- WORK INSTRUCTION: Apart from the images, the entire listing below must be restated word for word.

- DATA SHOWN:
********************

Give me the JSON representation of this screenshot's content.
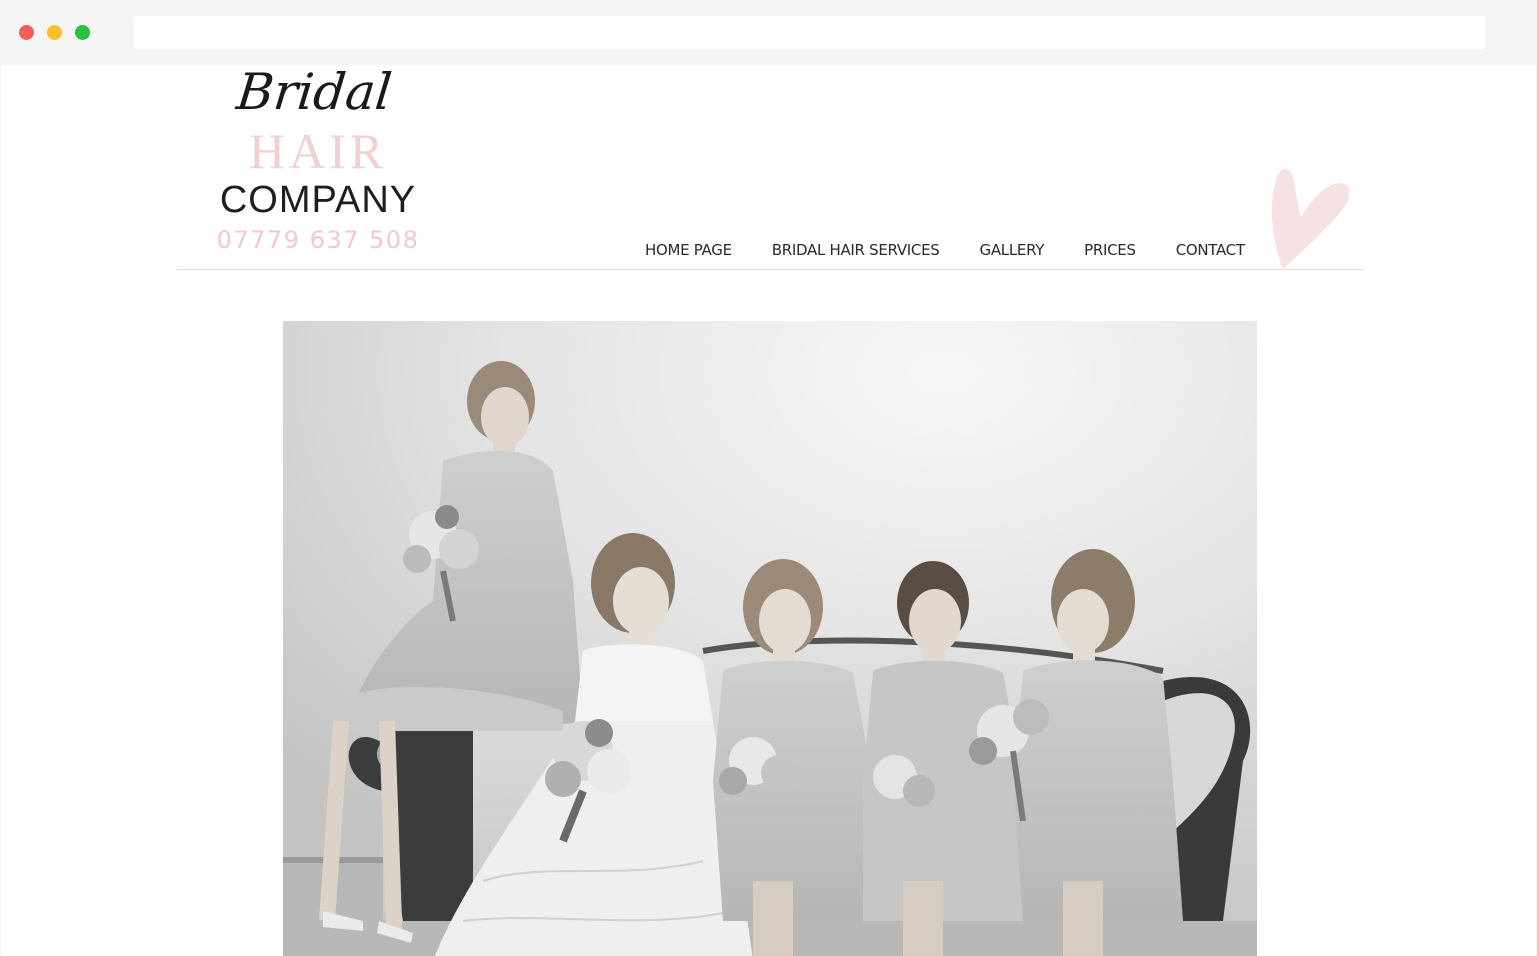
{
  "logo": {
    "script_word": "Bridal",
    "word_two": "HAIR",
    "word_three": "COMPANY",
    "phone": "07779 637 508"
  },
  "nav": {
    "items": [
      {
        "label": "HOME PAGE"
      },
      {
        "label": "BRIDAL HAIR SERVICES"
      },
      {
        "label": "GALLERY"
      },
      {
        "label": "PRICES"
      },
      {
        "label": "CONTACT"
      }
    ]
  },
  "colors": {
    "accent_pink": "#f2cfd1",
    "text_dark": "#2a2a2a",
    "divider": "#f3d6d8"
  },
  "icons": {
    "heart": "heart-icon"
  }
}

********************

- TASK RESULT:
Give me the JSON representation of this screenshot's content.
{
  "logo": {
    "script_word": "Bridal",
    "word_two": "HAIR",
    "word_three": "COMPANY",
    "phone": "07779 637 508"
  },
  "nav": {
    "items": [
      {
        "label": "HOME PAGE"
      },
      {
        "label": "BRIDAL HAIR SERVICES"
      },
      {
        "label": "GALLERY"
      },
      {
        "label": "PRICES"
      },
      {
        "label": "CONTACT"
      }
    ]
  },
  "colors": {
    "accent_pink": "#f2cfd1",
    "text_dark": "#2a2a2a",
    "divider": "#f3d6d8"
  },
  "icons": {
    "heart": "heart-icon"
  }
}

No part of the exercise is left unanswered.